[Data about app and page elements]

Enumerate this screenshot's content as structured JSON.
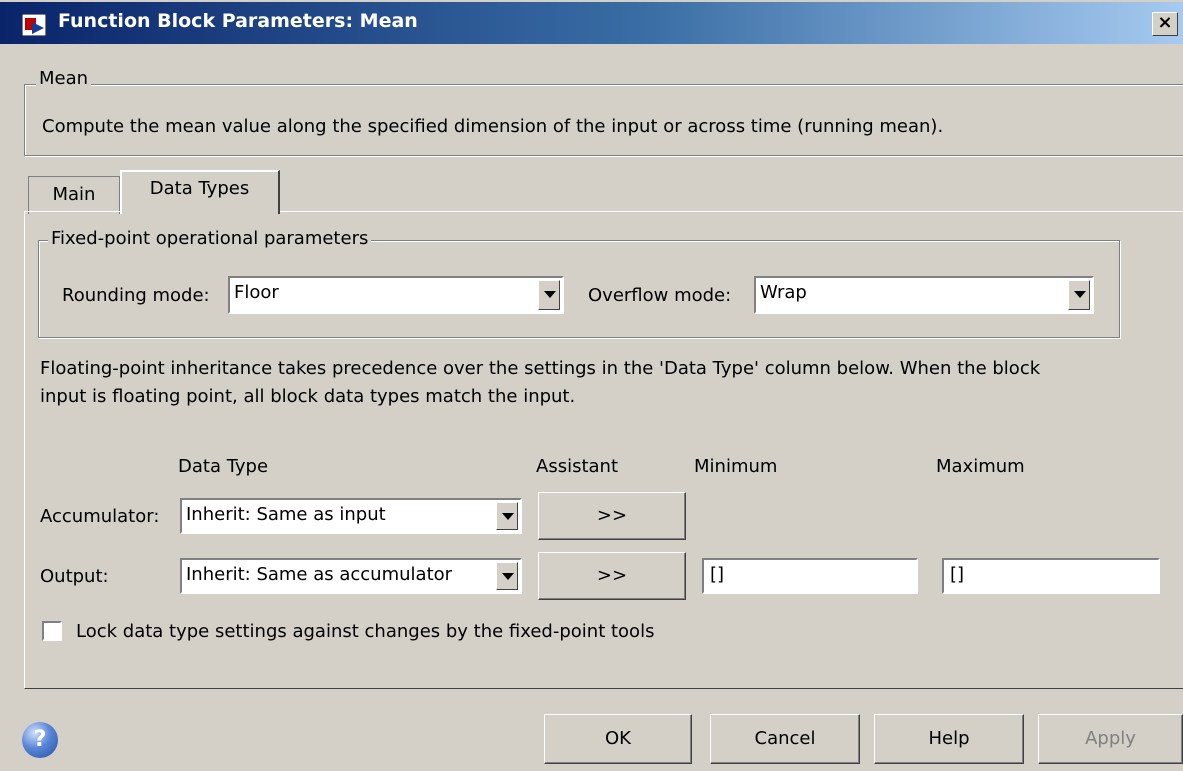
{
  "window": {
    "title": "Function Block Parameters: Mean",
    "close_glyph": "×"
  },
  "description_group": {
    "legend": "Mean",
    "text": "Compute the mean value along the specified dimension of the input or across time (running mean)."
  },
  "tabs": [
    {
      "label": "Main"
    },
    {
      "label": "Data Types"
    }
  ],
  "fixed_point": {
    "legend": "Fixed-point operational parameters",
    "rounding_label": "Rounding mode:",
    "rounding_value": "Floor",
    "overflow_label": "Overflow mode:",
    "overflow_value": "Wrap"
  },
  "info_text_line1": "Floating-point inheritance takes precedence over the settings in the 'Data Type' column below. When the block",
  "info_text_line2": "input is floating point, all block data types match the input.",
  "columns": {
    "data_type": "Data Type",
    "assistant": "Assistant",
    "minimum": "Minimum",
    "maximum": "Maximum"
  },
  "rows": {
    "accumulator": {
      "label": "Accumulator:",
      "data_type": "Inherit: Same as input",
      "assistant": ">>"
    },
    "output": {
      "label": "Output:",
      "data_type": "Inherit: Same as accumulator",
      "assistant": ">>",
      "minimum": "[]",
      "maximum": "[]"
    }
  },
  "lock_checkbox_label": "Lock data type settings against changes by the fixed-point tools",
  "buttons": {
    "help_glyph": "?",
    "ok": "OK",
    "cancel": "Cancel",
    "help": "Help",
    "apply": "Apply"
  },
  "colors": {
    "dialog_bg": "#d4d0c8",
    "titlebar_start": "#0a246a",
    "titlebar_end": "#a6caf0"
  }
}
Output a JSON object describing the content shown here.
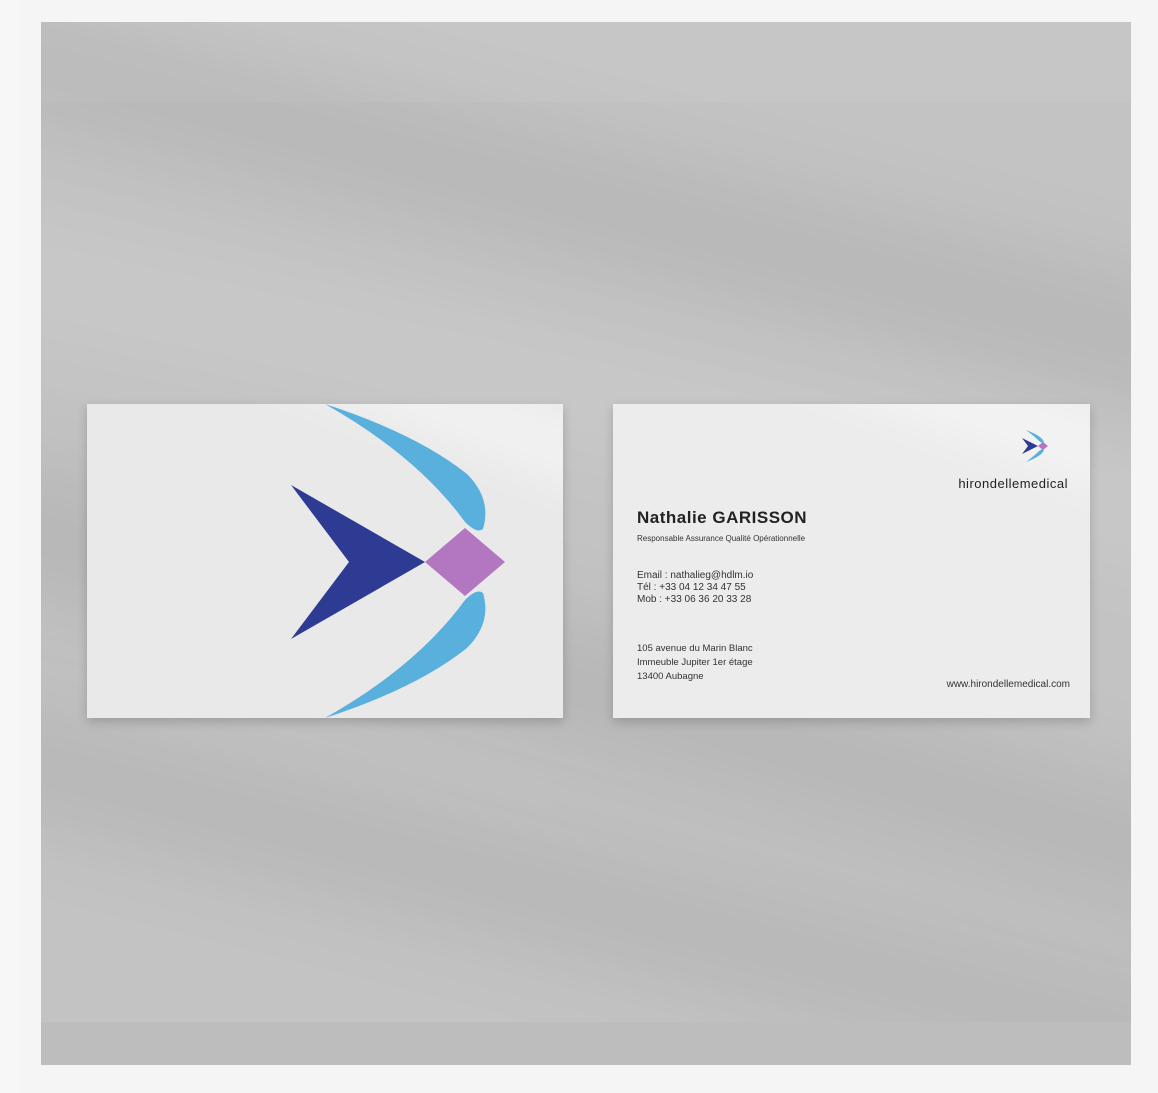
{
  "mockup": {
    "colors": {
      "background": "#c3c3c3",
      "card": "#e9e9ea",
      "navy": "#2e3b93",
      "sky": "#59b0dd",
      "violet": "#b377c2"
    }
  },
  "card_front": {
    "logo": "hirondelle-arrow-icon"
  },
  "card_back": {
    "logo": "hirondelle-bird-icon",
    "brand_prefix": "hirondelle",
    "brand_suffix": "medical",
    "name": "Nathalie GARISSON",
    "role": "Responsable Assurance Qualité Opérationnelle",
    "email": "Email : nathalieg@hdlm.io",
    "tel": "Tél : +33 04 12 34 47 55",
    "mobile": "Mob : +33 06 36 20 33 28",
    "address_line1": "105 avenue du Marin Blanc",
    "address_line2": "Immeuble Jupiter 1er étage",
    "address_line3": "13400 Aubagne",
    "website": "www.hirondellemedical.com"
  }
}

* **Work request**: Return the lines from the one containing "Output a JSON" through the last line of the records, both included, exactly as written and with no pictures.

* **Written answer**:
Output a JSON object describing the content shown here.
{
  "mockup": {
    "colors": {
      "background": "#c3c3c3",
      "card": "#e9e9ea",
      "navy": "#2e3b93",
      "sky": "#59b0dd",
      "violet": "#b377c2"
    }
  },
  "card_front": {
    "logo": "hirondelle-arrow-icon"
  },
  "card_back": {
    "logo": "hirondelle-bird-icon",
    "brand_prefix": "hirondelle",
    "brand_suffix": "medical",
    "name": "Nathalie GARISSON",
    "role": "Responsable Assurance Qualité Opérationnelle",
    "email": "Email : nathalieg@hdlm.io",
    "tel": "Tél : +33 04 12 34 47 55",
    "mobile": "Mob : +33 06 36 20 33 28",
    "address_line1": "105 avenue du Marin Blanc",
    "address_line2": "Immeuble Jupiter 1er étage",
    "address_line3": "13400 Aubagne",
    "website": "www.hirondellemedical.com"
  }
}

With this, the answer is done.